■ **What to do**
In your copy, leave out the pictures; write out all the data exactly.

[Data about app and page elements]
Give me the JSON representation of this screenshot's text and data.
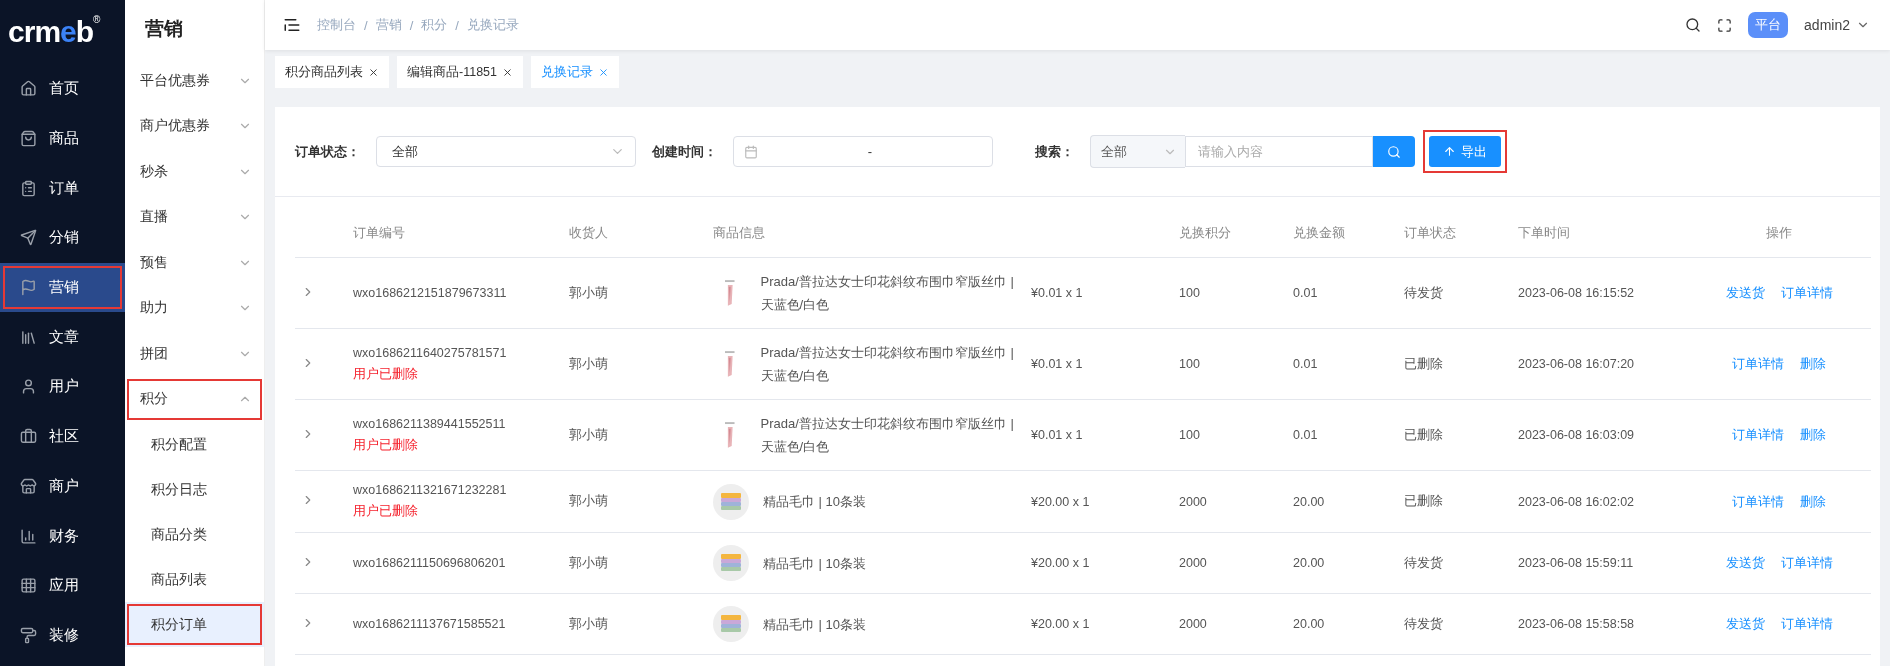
{
  "logo": {
    "text": "crmeb",
    "registered": "®"
  },
  "main_nav": {
    "items": [
      {
        "label": "首页",
        "selected": false,
        "highlighted": false
      },
      {
        "label": "商品",
        "selected": false,
        "highlighted": false
      },
      {
        "label": "订单",
        "selected": false,
        "highlighted": false
      },
      {
        "label": "分销",
        "selected": false,
        "highlighted": false
      },
      {
        "label": "营销",
        "selected": true,
        "highlighted": true
      },
      {
        "label": "文章",
        "selected": false,
        "highlighted": false
      },
      {
        "label": "用户",
        "selected": false,
        "highlighted": false
      },
      {
        "label": "社区",
        "selected": false,
        "highlighted": false
      },
      {
        "label": "商户",
        "selected": false,
        "highlighted": false
      },
      {
        "label": "财务",
        "selected": false,
        "highlighted": false
      },
      {
        "label": "应用",
        "selected": false,
        "highlighted": false
      },
      {
        "label": "装修",
        "selected": false,
        "highlighted": false
      }
    ]
  },
  "sub_nav": {
    "title": "营销",
    "items": [
      {
        "label": "平台优惠券",
        "expanded": false,
        "highlighted": false
      },
      {
        "label": "商户优惠券",
        "expanded": false,
        "highlighted": false
      },
      {
        "label": "秒杀",
        "expanded": false,
        "highlighted": false
      },
      {
        "label": "直播",
        "expanded": false,
        "highlighted": false
      },
      {
        "label": "预售",
        "expanded": false,
        "highlighted": false
      },
      {
        "label": "助力",
        "expanded": false,
        "highlighted": false
      },
      {
        "label": "拼团",
        "expanded": false,
        "highlighted": false
      },
      {
        "label": "积分",
        "expanded": true,
        "highlighted": true,
        "children": [
          {
            "label": "积分配置",
            "selected": false,
            "highlighted": false
          },
          {
            "label": "积分日志",
            "selected": false,
            "highlighted": false
          },
          {
            "label": "商品分类",
            "selected": false,
            "highlighted": false
          },
          {
            "label": "商品列表",
            "selected": false,
            "highlighted": false
          },
          {
            "label": "积分订单",
            "selected": true,
            "highlighted": true
          }
        ]
      }
    ]
  },
  "breadcrumb": {
    "separator": "/",
    "items": [
      "控制台",
      "营销",
      "积分",
      "兑换记录"
    ]
  },
  "header": {
    "badge": "平台",
    "user": "admin2"
  },
  "tabs": [
    {
      "label": "积分商品列表",
      "selected": false
    },
    {
      "label": "编辑商品-11851",
      "selected": false
    },
    {
      "label": "兑换记录",
      "selected": true
    }
  ],
  "filters": {
    "status": {
      "label": "订单状态：",
      "value": "全部"
    },
    "created": {
      "label": "创建时间：",
      "separator": "-"
    },
    "search": {
      "label": "搜索：",
      "scope": "全部",
      "placeholder": "请输入内容"
    },
    "export": {
      "label": "导出",
      "highlighted": true
    }
  },
  "table": {
    "columns": [
      "订单编号",
      "收货人",
      "商品信息",
      "兑换积分",
      "兑换金额",
      "订单状态",
      "下单时间",
      "操作"
    ],
    "rows": [
      {
        "order_no": "wxo1686212151879673311",
        "receiver": "郭小萌",
        "product": "Prada/普拉达女士印花斜纹布围巾窄版丝巾 | 天蓝色/白色",
        "price": "¥0.01 x 1",
        "points": "100",
        "amount": "0.01",
        "status": "待发货",
        "time": "2023-06-08 16:15:52",
        "actions": [
          "发送货",
          "订单详情"
        ]
      },
      {
        "order_no": "wxo1686211640275781571",
        "note": "用户已删除",
        "receiver": "郭小萌",
        "product": "Prada/普拉达女士印花斜纹布围巾窄版丝巾 | 天蓝色/白色",
        "price": "¥0.01 x 1",
        "points": "100",
        "amount": "0.01",
        "status": "已删除",
        "time": "2023-06-08 16:07:20",
        "actions": [
          "订单详情",
          "删除"
        ]
      },
      {
        "order_no": "wxo1686211389441552511",
        "note": "用户已删除",
        "receiver": "郭小萌",
        "product": "Prada/普拉达女士印花斜纹布围巾窄版丝巾 | 天蓝色/白色",
        "price": "¥0.01 x 1",
        "points": "100",
        "amount": "0.01",
        "status": "已删除",
        "time": "2023-06-08 16:03:09",
        "actions": [
          "订单详情",
          "删除"
        ]
      },
      {
        "order_no": "wxo1686211321671232281",
        "note": "用户已删除",
        "receiver": "郭小萌",
        "product": "精品毛巾 | 10条装",
        "price": "¥20.00 x 1",
        "points": "2000",
        "amount": "20.00",
        "status": "已删除",
        "time": "2023-06-08 16:02:02",
        "actions": [
          "订单详情",
          "删除"
        ]
      },
      {
        "order_no": "wxo1686211150696806201",
        "receiver": "郭小萌",
        "product": "精品毛巾 | 10条装",
        "price": "¥20.00 x 1",
        "points": "2000",
        "amount": "20.00",
        "status": "待发货",
        "time": "2023-06-08 15:59:11",
        "actions": [
          "发送货",
          "订单详情"
        ]
      },
      {
        "order_no": "wxo1686211137671585521",
        "receiver": "郭小萌",
        "product": "精品毛巾 | 10条装",
        "price": "¥20.00 x 1",
        "points": "2000",
        "amount": "20.00",
        "status": "待发货",
        "time": "2023-06-08 15:58:58",
        "actions": [
          "发送货",
          "订单详情"
        ]
      }
    ]
  }
}
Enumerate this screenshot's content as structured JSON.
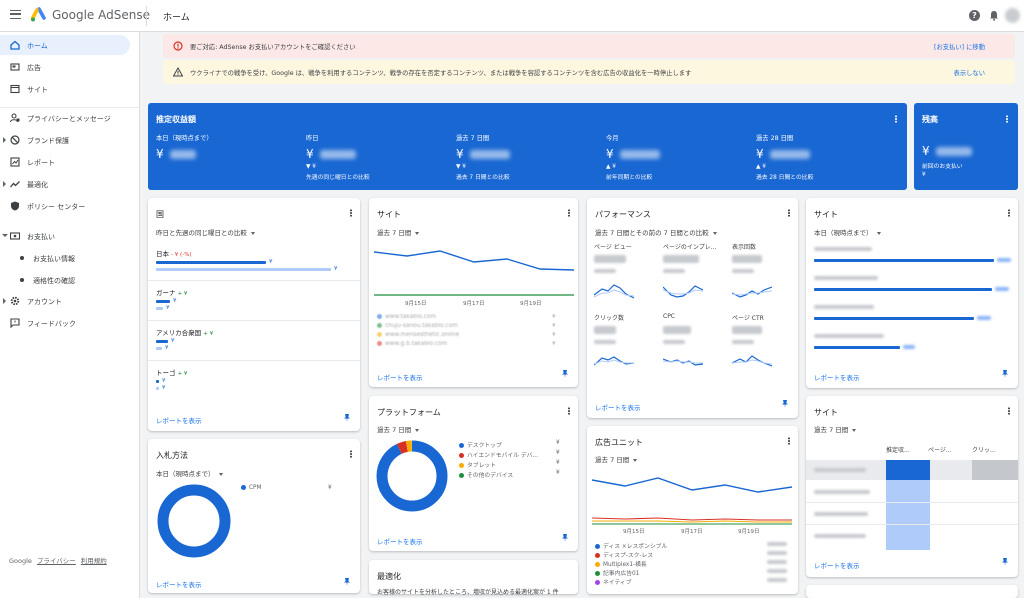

■ **Task answer**
Give me the JSON representation of this screenshot's text and data.
{
  "logo": {
    "text": "crmeb",
    "registered": "®"
  },
  "main_nav": {
    "items": [
      {
        "label": "首页",
        "selected": false,
        "highlighted": false
      },
      {
        "label": "商品",
        "selected": false,
        "highlighted": false
      },
      {
        "label": "订单",
        "selected": false,
        "highlighted": false
      },
      {
        "label": "分销",
        "selected": false,
        "highlighted": false
      },
      {
        "label": "营销",
        "selected": true,
        "highlighted": true
      },
      {
        "label": "文章",
        "selected": false,
        "highlighted": false
      },
      {
        "label": "用户",
        "selected": false,
        "highlighted": false
      },
      {
        "label": "社区",
        "selected": false,
        "highlighted": false
      },
      {
        "label": "商户",
        "selected": false,
        "highlighted": false
      },
      {
        "label": "财务",
        "selected": false,
        "highlighted": false
      },
      {
        "label": "应用",
        "selected": false,
        "highlighted": false
      },
      {
        "label": "装修",
        "selected": false,
        "highlighted": false
      }
    ]
  },
  "sub_nav": {
    "title": "营销",
    "items": [
      {
        "label": "平台优惠券",
        "expanded": false,
        "highlighted": false
      },
      {
        "label": "商户优惠券",
        "expanded": false,
        "highlighted": false
      },
      {
        "label": "秒杀",
        "expanded": false,
        "highlighted": false
      },
      {
        "label": "直播",
        "expanded": false,
        "highlighted": false
      },
      {
        "label": "预售",
        "expanded": false,
        "highlighted": false
      },
      {
        "label": "助力",
        "expanded": false,
        "highlighted": false
      },
      {
        "label": "拼团",
        "expanded": false,
        "highlighted": false
      },
      {
        "label": "积分",
        "expanded": true,
        "highlighted": true,
        "children": [
          {
            "label": "积分配置",
            "selected": false,
            "highlighted": false
          },
          {
            "label": "积分日志",
            "selected": false,
            "highlighted": false
          },
          {
            "label": "商品分类",
            "selected": false,
            "highlighted": false
          },
          {
            "label": "商品列表",
            "selected": false,
            "highlighted": false
          },
          {
            "label": "积分订单",
            "selected": true,
            "highlighted": true
          }
        ]
      }
    ]
  },
  "breadcrumb": {
    "separator": "/",
    "items": [
      "控制台",
      "营销",
      "积分",
      "兑换记录"
    ]
  },
  "header": {
    "badge": "平台",
    "user": "admin2"
  },
  "tabs": [
    {
      "label": "积分商品列表",
      "selected": false
    },
    {
      "label": "编辑商品-11851",
      "selected": false
    },
    {
      "label": "兑换记录",
      "selected": true
    }
  ],
  "filters": {
    "status": {
      "label": "订单状态：",
      "value": "全部"
    },
    "created": {
      "label": "创建时间：",
      "separator": "-"
    },
    "search": {
      "label": "搜索：",
      "scope": "全部",
      "placeholder": "请输入内容"
    },
    "export": {
      "label": "导出",
      "highlighted": true
    }
  },
  "table": {
    "columns": [
      "订单编号",
      "收货人",
      "商品信息",
      "兑换积分",
      "兑换金额",
      "订单状态",
      "下单时间",
      "操作"
    ],
    "rows": [
      {
        "order_no": "wxo1686212151879673311",
        "receiver": "郭小萌",
        "product": "Prada/普拉达女士印花斜纹布围巾窄版丝巾 | 天蓝色/白色",
        "price": "¥0.01 x 1",
        "points": "100",
        "amount": "0.01",
        "status": "待发货",
        "time": "2023-06-08 16:15:52",
        "actions": [
          "发送货",
          "订单详情"
        ]
      },
      {
        "order_no": "wxo1686211640275781571",
        "note": "用户已删除",
        "receiver": "郭小萌",
        "product": "Prada/普拉达女士印花斜纹布围巾窄版丝巾 | 天蓝色/白色",
        "price": "¥0.01 x 1",
        "points": "100",
        "amount": "0.01",
        "status": "已删除",
        "time": "2023-06-08 16:07:20",
        "actions": [
          "订单详情",
          "删除"
        ]
      },
      {
        "order_no": "wxo1686211389441552511",
        "note": "用户已删除",
        "receiver": "郭小萌",
        "product": "Prada/普拉达女士印花斜纹布围巾窄版丝巾 | 天蓝色/白色",
        "price": "¥0.01 x 1",
        "points": "100",
        "amount": "0.01",
        "status": "已删除",
        "time": "2023-06-08 16:03:09",
        "actions": [
          "订单详情",
          "删除"
        ]
      },
      {
        "order_no": "wxo1686211321671232281",
        "note": "用户已删除",
        "receiver": "郭小萌",
        "product": "精品毛巾 | 10条装",
        "price": "¥20.00 x 1",
        "points": "2000",
        "amount": "20.00",
        "status": "已删除",
        "time": "2023-06-08 16:02:02",
        "actions": [
          "订单详情",
          "删除"
        ]
      },
      {
        "order_no": "wxo1686211150696806201",
        "receiver": "郭小萌",
        "product": "精品毛巾 | 10条装",
        "price": "¥20.00 x 1",
        "points": "2000",
        "amount": "20.00",
        "status": "待发货",
        "time": "2023-06-08 15:59:11",
        "actions": [
          "发送货",
          "订单详情"
        ]
      },
      {
        "order_no": "wxo1686211137671585521",
        "receiver": "郭小萌",
        "product": "精品毛巾 | 10条装",
        "price": "¥20.00 x 1",
        "points": "2000",
        "amount": "20.00",
        "status": "待发货",
        "time": "2023-06-08 15:58:58",
        "actions": [
          "发送货",
          "订单详情"
        ]
      }
    ]
  }
}
Enumerate this screenshot's content as structured JSON.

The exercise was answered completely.